(Beginning of DATA UNDER STUDY)

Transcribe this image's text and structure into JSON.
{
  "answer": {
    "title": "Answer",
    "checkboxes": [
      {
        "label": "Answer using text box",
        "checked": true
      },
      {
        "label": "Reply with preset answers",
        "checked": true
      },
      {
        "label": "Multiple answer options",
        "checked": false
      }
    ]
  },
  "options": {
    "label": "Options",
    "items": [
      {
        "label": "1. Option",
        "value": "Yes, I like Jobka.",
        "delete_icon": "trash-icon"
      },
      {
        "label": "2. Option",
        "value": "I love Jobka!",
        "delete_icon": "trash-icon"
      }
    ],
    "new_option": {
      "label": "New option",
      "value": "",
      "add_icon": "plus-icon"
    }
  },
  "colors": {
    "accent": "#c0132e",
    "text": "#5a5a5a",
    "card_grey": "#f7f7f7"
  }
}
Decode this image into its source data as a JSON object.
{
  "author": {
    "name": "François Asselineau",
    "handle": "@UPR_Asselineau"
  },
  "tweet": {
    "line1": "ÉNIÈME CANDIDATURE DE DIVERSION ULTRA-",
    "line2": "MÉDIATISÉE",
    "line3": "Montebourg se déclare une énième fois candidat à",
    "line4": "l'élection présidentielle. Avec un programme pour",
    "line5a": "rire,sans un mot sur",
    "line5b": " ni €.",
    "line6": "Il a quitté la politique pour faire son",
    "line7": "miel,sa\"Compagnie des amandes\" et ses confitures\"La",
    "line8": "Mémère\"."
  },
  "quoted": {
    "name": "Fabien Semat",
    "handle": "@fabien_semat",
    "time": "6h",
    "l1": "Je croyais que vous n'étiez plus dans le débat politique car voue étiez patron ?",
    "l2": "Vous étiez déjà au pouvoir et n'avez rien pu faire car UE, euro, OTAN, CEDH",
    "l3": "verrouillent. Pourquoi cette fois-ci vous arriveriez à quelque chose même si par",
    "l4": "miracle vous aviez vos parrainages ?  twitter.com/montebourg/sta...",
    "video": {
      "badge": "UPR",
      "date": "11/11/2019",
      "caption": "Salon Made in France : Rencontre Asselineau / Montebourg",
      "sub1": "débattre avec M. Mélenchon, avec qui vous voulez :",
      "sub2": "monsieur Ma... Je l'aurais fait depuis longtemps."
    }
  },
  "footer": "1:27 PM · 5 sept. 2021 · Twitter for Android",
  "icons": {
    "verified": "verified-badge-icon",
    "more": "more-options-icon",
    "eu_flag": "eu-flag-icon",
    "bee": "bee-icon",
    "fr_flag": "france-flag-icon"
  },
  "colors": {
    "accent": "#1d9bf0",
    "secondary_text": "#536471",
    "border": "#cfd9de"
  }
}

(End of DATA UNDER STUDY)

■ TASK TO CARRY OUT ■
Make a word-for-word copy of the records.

■ ANSWER SPACE ■
Transcribe this image's text and structure into JSON.
{
  "answer": {
    "title": "Answer",
    "checkboxes": [
      {
        "label": "Answer using text box",
        "checked": true
      },
      {
        "label": "Reply with preset answers",
        "checked": true
      },
      {
        "label": "Multiple answer options",
        "checked": false
      }
    ]
  },
  "options": {
    "label": "Options",
    "items": [
      {
        "label": "1. Option",
        "value": "Yes, I like Jobka.",
        "delete_icon": "trash-icon"
      },
      {
        "label": "2. Option",
        "value": "I love Jobka!",
        "delete_icon": "trash-icon"
      }
    ],
    "new_option": {
      "label": "New option",
      "value": "",
      "add_icon": "plus-icon"
    }
  },
  "colors": {
    "accent": "#c0132e",
    "text": "#5a5a5a",
    "card_grey": "#f7f7f7"
  }
}
Decode this image into its source data as a JSON object.
{
  "author": {
    "name": "François Asselineau",
    "handle": "@UPR_Asselineau"
  },
  "tweet": {
    "line1": "ÉNIÈME CANDIDATURE DE DIVERSION ULTRA-",
    "line2": "MÉDIATISÉE",
    "line3": "Montebourg se déclare une énième fois candidat à",
    "line4": "l'élection présidentielle. Avec un programme pour",
    "line5a": "rire,sans un mot sur",
    "line5b": " ni €.",
    "line6": "Il a quitté la politique pour faire son",
    "line7": "miel,sa\"Compagnie des amandes\" et ses confitures\"La",
    "line8": "Mémère\"."
  },
  "quoted": {
    "name": "Fabien Semat",
    "handle": "@fabien_semat",
    "time": "6h",
    "l1": "Je croyais que vous n'étiez plus dans le débat politique car voue étiez patron ?",
    "l2": "Vous étiez déjà au pouvoir et n'avez rien pu faire car UE, euro, OTAN, CEDH",
    "l3": "verrouillent. Pourquoi cette fois-ci vous arriveriez à quelque chose même si par",
    "l4": "miracle vous aviez vos parrainages ?  twitter.com/montebourg/sta...",
    "video": {
      "badge": "UPR",
      "date": "11/11/2019",
      "caption": "Salon Made in France : Rencontre Asselineau / Montebourg",
      "sub1": "débattre avec M. Mélenchon, avec qui vous voulez :",
      "sub2": "monsieur Ma... Je l'aurais fait depuis longtemps."
    }
  },
  "footer": "1:27 PM · 5 sept. 2021 · Twitter for Android",
  "icons": {
    "verified": "verified-badge-icon",
    "more": "more-options-icon",
    "eu_flag": "eu-flag-icon",
    "bee": "bee-icon",
    "fr_flag": "france-flag-icon"
  },
  "colors": {
    "accent": "#1d9bf0",
    "secondary_text": "#536471",
    "border": "#cfd9de"
  }
}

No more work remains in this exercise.